Among the entries below, count the lines that contain the word "mestruazione". Respond with the count only.

Records from a data collection
------------

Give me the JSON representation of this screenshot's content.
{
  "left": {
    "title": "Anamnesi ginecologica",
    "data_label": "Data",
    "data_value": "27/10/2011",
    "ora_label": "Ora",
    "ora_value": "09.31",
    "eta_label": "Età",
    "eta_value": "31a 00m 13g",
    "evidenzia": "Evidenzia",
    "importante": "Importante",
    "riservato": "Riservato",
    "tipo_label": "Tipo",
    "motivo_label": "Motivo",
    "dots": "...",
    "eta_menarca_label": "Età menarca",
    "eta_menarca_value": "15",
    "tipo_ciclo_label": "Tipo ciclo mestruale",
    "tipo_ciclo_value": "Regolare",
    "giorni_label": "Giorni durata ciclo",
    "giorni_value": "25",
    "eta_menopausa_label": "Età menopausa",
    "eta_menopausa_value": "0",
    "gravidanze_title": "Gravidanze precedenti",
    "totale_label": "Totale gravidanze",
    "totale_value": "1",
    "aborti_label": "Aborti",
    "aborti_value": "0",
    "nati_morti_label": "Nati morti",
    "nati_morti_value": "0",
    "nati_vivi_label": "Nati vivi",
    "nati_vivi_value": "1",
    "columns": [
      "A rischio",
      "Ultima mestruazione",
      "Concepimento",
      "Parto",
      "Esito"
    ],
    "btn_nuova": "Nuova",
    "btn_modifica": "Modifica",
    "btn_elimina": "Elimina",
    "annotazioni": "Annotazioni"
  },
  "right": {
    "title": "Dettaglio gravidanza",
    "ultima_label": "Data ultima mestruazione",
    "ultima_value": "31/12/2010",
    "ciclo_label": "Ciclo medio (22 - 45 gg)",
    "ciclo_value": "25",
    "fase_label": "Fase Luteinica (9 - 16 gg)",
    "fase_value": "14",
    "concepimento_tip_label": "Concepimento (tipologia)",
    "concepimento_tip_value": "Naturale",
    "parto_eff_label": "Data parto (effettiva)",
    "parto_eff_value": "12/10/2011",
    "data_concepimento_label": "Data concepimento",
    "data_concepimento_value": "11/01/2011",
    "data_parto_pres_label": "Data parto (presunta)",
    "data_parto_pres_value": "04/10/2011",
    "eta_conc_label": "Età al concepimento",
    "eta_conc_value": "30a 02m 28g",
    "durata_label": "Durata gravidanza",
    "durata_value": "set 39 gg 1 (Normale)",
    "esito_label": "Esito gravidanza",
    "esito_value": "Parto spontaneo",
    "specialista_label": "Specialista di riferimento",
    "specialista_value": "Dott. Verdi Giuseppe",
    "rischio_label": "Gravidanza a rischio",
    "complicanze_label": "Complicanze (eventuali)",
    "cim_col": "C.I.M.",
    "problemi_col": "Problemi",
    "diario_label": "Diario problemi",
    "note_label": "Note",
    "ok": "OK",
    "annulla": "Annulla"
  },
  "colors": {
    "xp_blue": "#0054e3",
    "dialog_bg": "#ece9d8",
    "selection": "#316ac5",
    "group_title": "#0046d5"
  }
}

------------

§ EXERCISE RESPONSE
2